Among other things, EPA expects the changes to:

  • Improve effectiveness of worker and handler training.
  • Improve protections to workers during REIs (Restricted Entry Interval).
  • Improve protections for workers during and after pesticide applications.
  • Expand the information provided to workers, thus improving hazard communication protections.
  • Expand the content of pesticide safety information displayed to improve the display’s effectiveness.
  • Improve the protections for crop advisor employees.
  • Increase the amounts of decontamination water available, thus improving the effectiveness of the decontamination process.
  • Improve the emergency response when workers or handlers experience pesticide exposures.
  • Improve the organization of the WPS, thus making it easier for employers to understand and comply with the rule.
  • Clarify that workers and handlers are covered by the rule only if they are employed, directly or indirectly, by the agricultural establishment (i.e., receiving a salary or wage).
  • Protect adolescents by establishing a minimum age for handlers and for workers who enter a treated area during an REI, but adding an exemption to the minimum age requirement for adolescents who work on an establishment owned by an immediate family member.
  • Improve flexibility for small farmers and members of their immediate family by expanding the definition of immediate family members to be more inclusive and retaining the exemptions from almost all WPS requirements for owners and their immediate family members.
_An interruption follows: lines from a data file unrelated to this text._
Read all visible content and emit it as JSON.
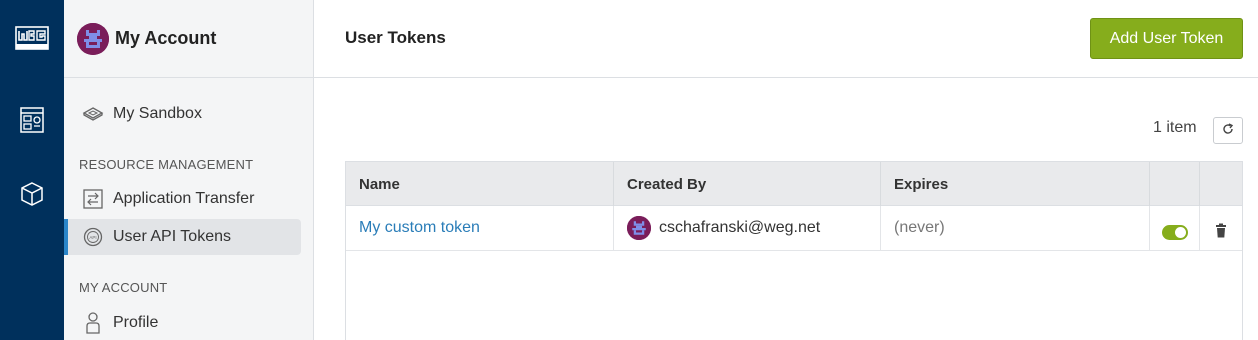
{
  "rail": {
    "logo_icon": "weg-logo-icon",
    "items": [
      {
        "icon": "dashboard-icon"
      },
      {
        "icon": "package-icon"
      }
    ]
  },
  "sidebar": {
    "title": "My Account",
    "avatar_icon": "user-avatar-icon",
    "sandbox": {
      "label": "My Sandbox",
      "icon": "sandbox-icon"
    },
    "resource_section": "RESOURCE MANAGEMENT",
    "resource_items": [
      {
        "label": "Application Transfer",
        "icon": "transfer-icon"
      },
      {
        "label": "User API Tokens",
        "icon": "api-icon",
        "active": true
      }
    ],
    "account_section": "MY ACCOUNT",
    "account_items": [
      {
        "label": "Profile",
        "icon": "profile-icon"
      }
    ]
  },
  "main": {
    "title": "User Tokens",
    "add_button": "Add User Token",
    "count": "1 item",
    "table": {
      "headers": [
        "Name",
        "Created By",
        "Expires",
        "",
        ""
      ],
      "rows": [
        {
          "name": "My custom token",
          "created_by": "cschafranski@weg.net",
          "expires": "(never)",
          "enabled": true
        }
      ]
    }
  },
  "colors": {
    "rail": "#00305c",
    "accent_green": "#86ad1c",
    "link": "#2a7db8",
    "active_border": "#2a85c9"
  }
}
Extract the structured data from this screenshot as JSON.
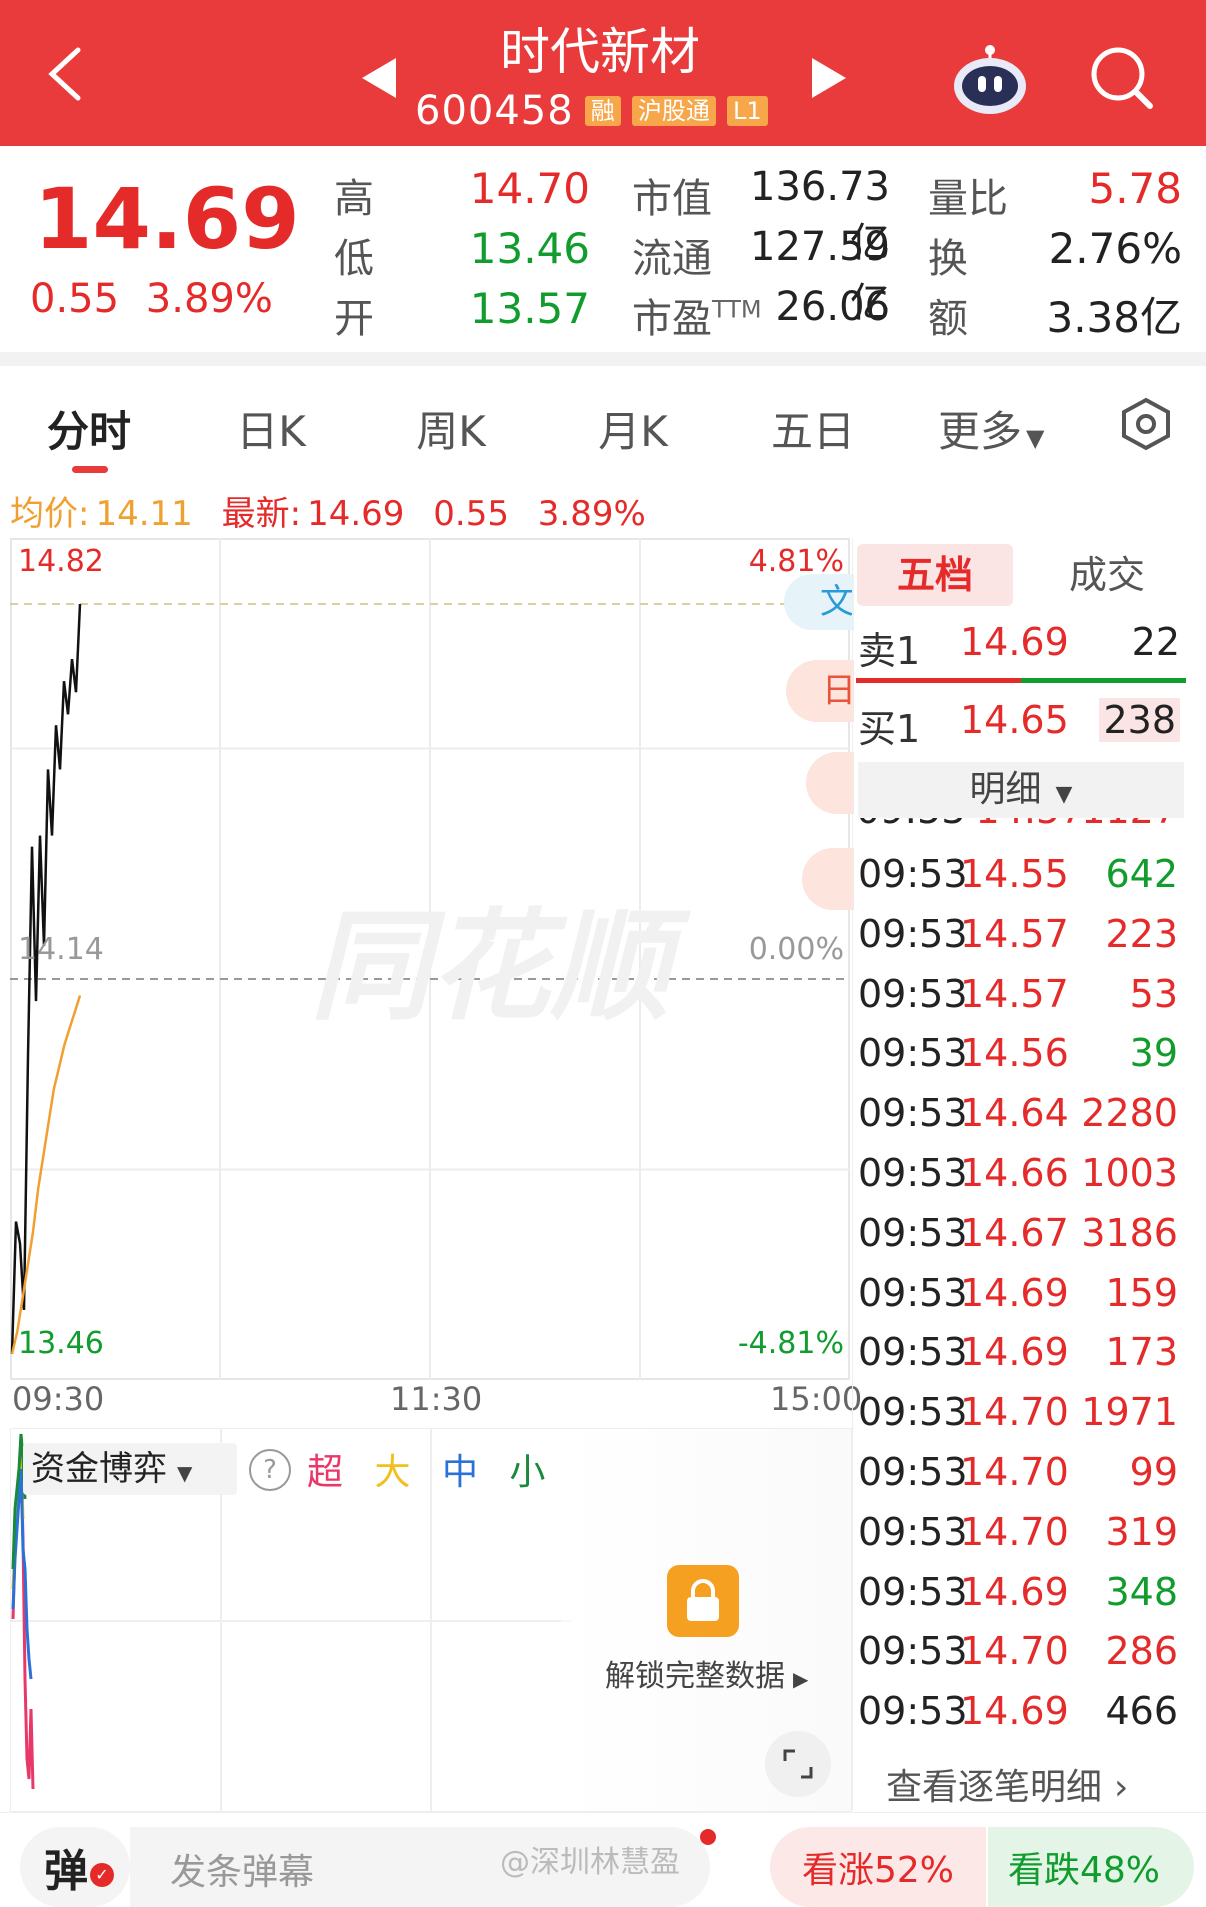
{
  "header": {
    "title": "时代新材",
    "code": "600458",
    "tags": [
      "融",
      "沪股通",
      "L1"
    ]
  },
  "quote": {
    "price": "14.69",
    "change": "0.55",
    "change_pct": "3.89%",
    "high_label": "高",
    "high": "14.70",
    "low_label": "低",
    "low": "13.46",
    "open_label": "开",
    "open": "13.57",
    "mktcap_label": "市值",
    "mktcap": "136.73亿",
    "float_label": "流通",
    "float": "127.59亿",
    "pe_label": "市盈",
    "pe_sup": "TTM",
    "pe": "26.06",
    "vr_label": "量比",
    "vr": "5.78",
    "turn_label": "换",
    "turn": "2.76%",
    "amt_label": "额",
    "amt": "3.38亿"
  },
  "tabs": [
    "分时",
    "日K",
    "周K",
    "月K",
    "五日",
    "更多"
  ],
  "active_tab": "分时",
  "info_line": {
    "avg_label": "均价:",
    "avg": "14.11",
    "latest_label": "最新:",
    "latest": "14.69",
    "change": "0.55",
    "change_pct": "3.89%"
  },
  "chart_data": {
    "type": "line",
    "title": "",
    "x_ticks": [
      "09:30",
      "11:30",
      "15:00"
    ],
    "y_ticks_left": [
      "14.82",
      "14.14",
      "13.46"
    ],
    "y_ticks_right": [
      "4.81%",
      "0.00%",
      "-4.81%"
    ],
    "ylim": [
      13.46,
      14.82
    ],
    "reference": 14.14,
    "series": [
      {
        "role": "price",
        "color": "#111111",
        "values": [
          13.46,
          13.7,
          13.66,
          13.54,
          14.0,
          14.38,
          14.1,
          14.4,
          14.2,
          14.52,
          14.4,
          14.6,
          14.52,
          14.68,
          14.62,
          14.72,
          14.66,
          14.82
        ]
      },
      {
        "role": "average",
        "color": "#f0a030",
        "values": [
          13.46,
          13.5,
          13.56,
          13.62,
          13.68,
          13.76,
          13.82,
          13.88,
          13.94,
          13.98,
          14.02,
          14.05,
          14.08,
          14.11
        ]
      }
    ],
    "watermark": "同花顺"
  },
  "side_tabs": [
    "文",
    "日",
    "",
    "",
    ""
  ],
  "orderbook": {
    "tabs": [
      "五档",
      "成交"
    ],
    "sell": {
      "label": "卖1",
      "price": "14.69",
      "vol": "22"
    },
    "buy": {
      "label": "买1",
      "price": "14.65",
      "vol": "238"
    },
    "detail_label": "明细"
  },
  "trades": [
    {
      "time": "09:53",
      "price": "14.55",
      "vol": "642",
      "dir": "green"
    },
    {
      "time": "09:53",
      "price": "14.57",
      "vol": "223",
      "dir": "red"
    },
    {
      "time": "09:53",
      "price": "14.57",
      "vol": "53",
      "dir": "red"
    },
    {
      "time": "09:53",
      "price": "14.56",
      "vol": "39",
      "dir": "green"
    },
    {
      "time": "09:53",
      "price": "14.64",
      "vol": "2280",
      "dir": "red"
    },
    {
      "time": "09:53",
      "price": "14.66",
      "vol": "1003",
      "dir": "red"
    },
    {
      "time": "09:53",
      "price": "14.67",
      "vol": "3186",
      "dir": "red"
    },
    {
      "time": "09:53",
      "price": "14.69",
      "vol": "159",
      "dir": "red"
    },
    {
      "time": "09:53",
      "price": "14.69",
      "vol": "173",
      "dir": "red"
    },
    {
      "time": "09:53",
      "price": "14.70",
      "vol": "1971",
      "dir": "red"
    },
    {
      "time": "09:53",
      "price": "14.70",
      "vol": "99",
      "dir": "red"
    },
    {
      "time": "09:53",
      "price": "14.70",
      "vol": "319",
      "dir": "red"
    },
    {
      "time": "09:53",
      "price": "14.69",
      "vol": "348",
      "dir": "green"
    },
    {
      "time": "09:53",
      "price": "14.70",
      "vol": "286",
      "dir": "red"
    },
    {
      "time": "09:53",
      "price": "14.69",
      "vol": "466",
      "dir": "dark"
    }
  ],
  "trades_more": "查看逐笔明细",
  "capital": {
    "selector": "资金博弈",
    "sizes": [
      "超",
      "大",
      "中",
      "小"
    ],
    "size_colors": [
      "#e8386a",
      "#f0c020",
      "#2a72d8",
      "#1a8a3a"
    ],
    "unlock": "解锁完整数据"
  },
  "bottom": {
    "danmu_icon": "弹",
    "danmu_placeholder": "发条弹幕",
    "watermark": "@深圳林慧盈",
    "up": "看涨52%",
    "down": "看跌48%"
  },
  "colors": {
    "brand": "#e93b3b",
    "up": "#e52a2a",
    "down": "#119c2e",
    "avg": "#f0a030"
  }
}
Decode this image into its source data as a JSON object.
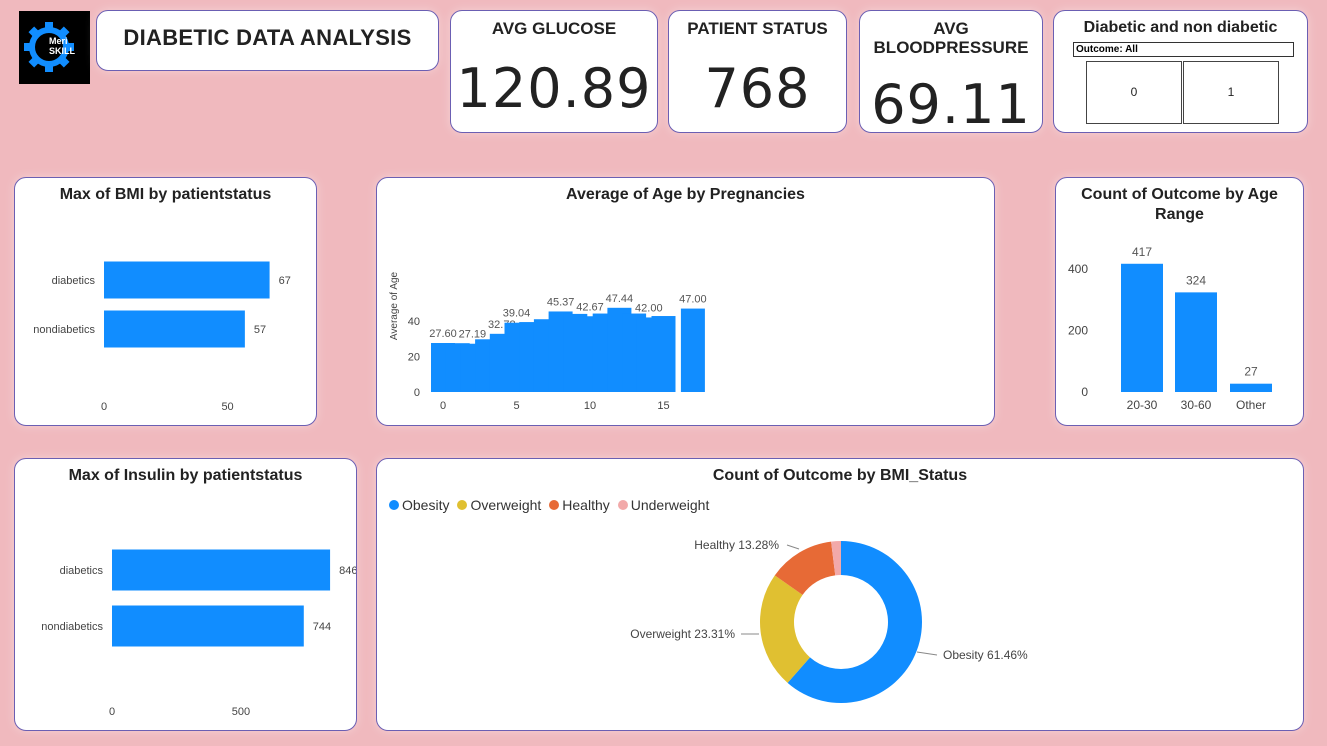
{
  "logo": {
    "line1": "Meri",
    "line2": "SKILL"
  },
  "title": "DIABETIC DATA ANALYSIS",
  "kpis": {
    "glucose": {
      "label": "AVG GLUCOSE",
      "value": "120.89"
    },
    "patients": {
      "label": "PATIENT STATUS",
      "value": "768"
    },
    "bp": {
      "label1": "AVG",
      "label2": "BLOODPRESSURE",
      "value": "69.11"
    }
  },
  "slicer": {
    "title": "Diabetic and non diabetic",
    "header": "Outcome: All",
    "options": [
      "0",
      "1"
    ]
  },
  "colors": {
    "bar": "#118dff",
    "obesity": "#118dff",
    "overweight": "#e0c031",
    "healthy": "#e76a36",
    "underweight": "#f2a9a9"
  },
  "chart_data": [
    {
      "id": "bmi",
      "type": "bar",
      "orientation": "horizontal",
      "title": "Max of BMI by patientstatus",
      "categories": [
        "diabetics",
        "nondiabetics"
      ],
      "values": [
        67,
        57
      ],
      "value_labels": [
        "67",
        "57"
      ],
      "xlim": [
        0,
        70
      ],
      "xticks": [
        "0",
        "50"
      ]
    },
    {
      "id": "age",
      "type": "bar",
      "title": "Average of Age by Pregnancies",
      "ylabel": "Average of Age",
      "x": [
        0,
        1,
        2,
        3,
        4,
        5,
        6,
        7,
        8,
        9,
        10,
        11,
        12,
        13,
        14,
        15,
        17
      ],
      "values": [
        27.6,
        27.5,
        27.19,
        29.7,
        32.78,
        39.04,
        39.4,
        41.0,
        45.37,
        44.0,
        42.67,
        44.2,
        47.44,
        44.2,
        42.0,
        42.8,
        47.0
      ],
      "value_labels": [
        "27.60",
        "",
        "27.19",
        "",
        "32.78",
        "39.04",
        "",
        "",
        "45.37",
        "",
        "42.67",
        "",
        "47.44",
        "",
        "42.00",
        "",
        "47.00"
      ],
      "ylim": [
        0,
        55
      ],
      "yticks": [
        "0",
        "20",
        "40"
      ],
      "xticks": [
        "0",
        "5",
        "10",
        "15"
      ]
    },
    {
      "id": "agerange",
      "type": "bar",
      "title": "Count of Outcome by Age Range",
      "categories": [
        "20-30",
        "30-60",
        "Other"
      ],
      "values": [
        417,
        324,
        27
      ],
      "value_labels": [
        "417",
        "324",
        "27"
      ],
      "ylim": [
        0,
        480
      ],
      "yticks": [
        "0",
        "200",
        "400"
      ]
    },
    {
      "id": "insulin",
      "type": "bar",
      "orientation": "horizontal",
      "title": "Max of Insulin by patientstatus",
      "categories": [
        "diabetics",
        "nondiabetics"
      ],
      "values": [
        846,
        744
      ],
      "value_labels": [
        "846",
        "744"
      ],
      "xlim": [
        0,
        900
      ],
      "xticks": [
        "0",
        "500"
      ]
    },
    {
      "id": "bmistatus",
      "type": "pie",
      "title": "Count of Outcome by BMI_Status",
      "legend": "top-left",
      "categories": [
        "Obesity",
        "Overweight",
        "Healthy",
        "Underweight"
      ],
      "values": [
        61.46,
        23.31,
        13.28,
        1.95
      ],
      "slice_labels": [
        "Obesity 61.46%",
        "Overweight 23.31%",
        "Healthy 13.28%",
        ""
      ]
    }
  ]
}
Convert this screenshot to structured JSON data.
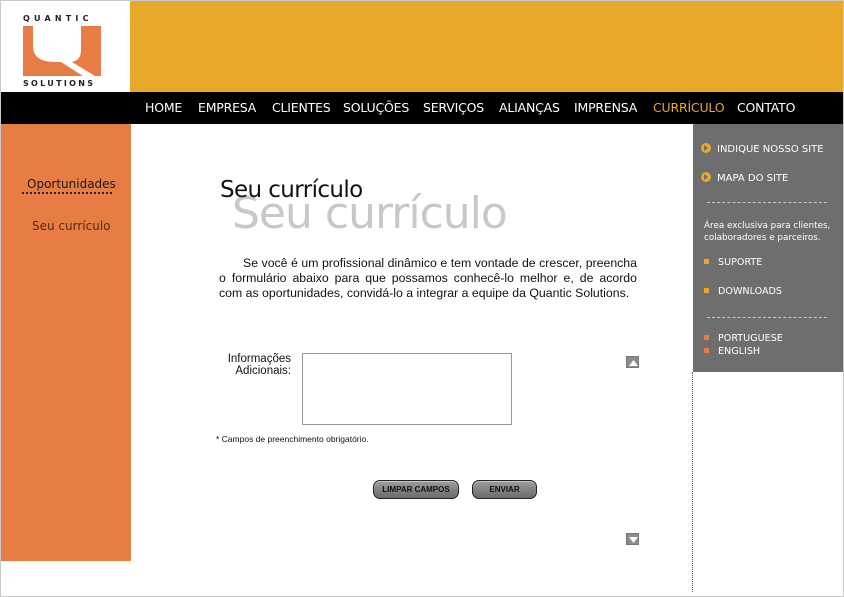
{
  "brand": {
    "logo_top": "QUANTIC",
    "logo_bottom": "SOLUTIONS",
    "colors": {
      "orange": "#e77d45",
      "gold": "#e8a92b",
      "gray": "#6e6e6e",
      "black": "#000000"
    }
  },
  "nav": {
    "items": [
      {
        "label": "HOME"
      },
      {
        "label": "EMPRESA"
      },
      {
        "label": "CLIENTES"
      },
      {
        "label": "SOLUÇÕES"
      },
      {
        "label": "SERVIÇOS"
      },
      {
        "label": "ALIANÇAS"
      },
      {
        "label": "IMPRENSA"
      },
      {
        "label": "CURRÍCULO"
      },
      {
        "label": "CONTATO"
      }
    ],
    "active": "CURRÍCULO"
  },
  "left": {
    "title": "Oportunidades",
    "link": "Seu currículo"
  },
  "main": {
    "title": "Seu currículo",
    "title_shadow": "Seu currículo",
    "intro": "Se você é um profissional dinâmico e tem vontade de crescer, preencha o formulário abaixo para que possamos conhecê-lo melhor e, de acordo com as oportunidades, convidá-lo a integrar a equipe da Quantic Solutions.",
    "form": {
      "label_line1": "Informações",
      "label_line2": "Adicionais:",
      "value": "",
      "required_note": "* Campos de preenchimento obrigatório."
    },
    "buttons": {
      "clear": "LIMPAR CAMPOS",
      "send": "ENVIAR"
    },
    "scroll_icons": [
      "scroll-up-icon",
      "scroll-down-icon"
    ]
  },
  "right": {
    "links": [
      {
        "label": "INDIQUE NOSSO SITE",
        "icon": "arrow-circle-icon"
      },
      {
        "label": "MAPA DO SITE",
        "icon": "arrow-circle-icon"
      }
    ],
    "exclusive_text": "Área exclusiva para clientes, colaboradores e parceiros.",
    "area_links": [
      {
        "label": "SUPORTE"
      },
      {
        "label": "DOWNLOADS"
      }
    ],
    "languages": [
      {
        "label": "PORTUGUESE"
      },
      {
        "label": "ENGLISH"
      }
    ]
  }
}
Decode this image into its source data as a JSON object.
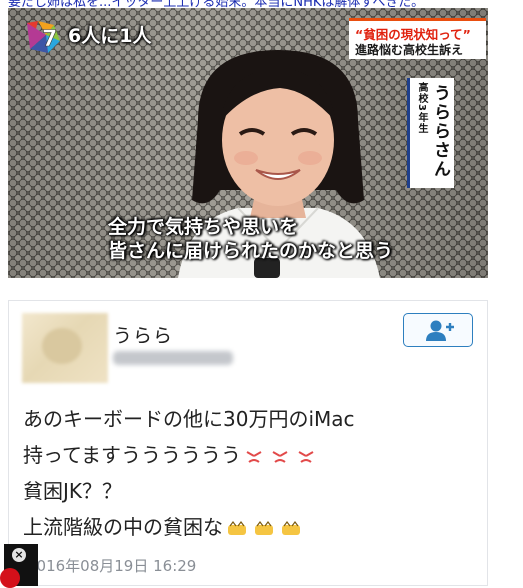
{
  "page": {
    "top_text": "要だし姉は私を...イッター上上げる始末。本当にNHKは解体すべきだ。"
  },
  "tv": {
    "topic_label": "6人に1人",
    "headline_line1": "“貧困の現状知って”",
    "headline_line2": "進路悩む高校生訴え",
    "grade": "高校3年生",
    "name": "うららさん",
    "subtitle_line1": "全力で気持ちや思いを",
    "subtitle_line2": "皆さんに届けられたのかなと思う",
    "logo_number": "7"
  },
  "tweet": {
    "display_name": "うらら",
    "lines": [
      "あのキーボードの他に30万円のiMac",
      "持ってますうううううう",
      "貧困JK？？",
      "上流階級の中の貧困な"
    ],
    "timestamp": "2016年08月19日 16:29",
    "follow_icon": "add-user-icon",
    "colors": {
      "follow": "#2e7fbf",
      "angry_emoji": "#e24a4a",
      "smile_emoji": "#f5c542"
    }
  }
}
Major revisions incorporated into the 2015 regulation include:

  • Annual mandatory training to inform farmworkers on the required protections.  This increases the likelihood that protections will be followed.  Currently, training is only once every 5 years.
  • Expanded training includes instructions to reduce take-home exposure from pesticides on work clothing and other safety topics.
  • First-time ever minimum age requirement: Children under 18 are prohibited from handling pesticides. (An exemption applies to owners and their immediate family members.)  (NOTE: The Fair Labor Standards Act [FLSA] establishes a minimum age of 16 for youth engaged in occupations deemed hazardous by the Secretary of Labor.  This includes persons handling toxicity category I and II pesticides in agriculture.)
  • Expanded mandatory posting of no-entry signs for the most hazardous pesticides. The signs prohibit entry into pesticide-treated fields until residues decline to a safe level.
  • New no-entry application-exclusion zones up to 100 feet surrounding pesticide application equipment will protect workers and others from exposure to pesticide overspray.
  • Requirement to provide more than one way for farmworkers and their representatives to gain access to pesticide application information and safety data sheets – either centrally-posted or by requesting records.
  • Mandatory record-keeping to improve states’ ability to follow up on pesticide violations and enforce compliance.  Records of application-specific pesticide information, as well as farmworker training, must be kept for two years.
  • Anti-retaliation provisions are comparable to U.S. Department of Labor’s (DOL’s) requirements.
  • Changes in personal protective equipment will be consistent with the DOL’s Occupational Safety & Health Administration standards for ensuring respirators are effective, including fit test, medical evaluation, and training.
  • Specific amounts of water to be used for routine washing, emergency eye flushing, and other decontamination, including eye wash systems for handlers at pesticide mixing/loading sites.
  • Continue the exemption for farm owners and their immediate family with an expanded definition of immediate family.

The above table summarizes key provisions between the 1992 WPS regulation and the 2015 revisions.  Additional information is available here.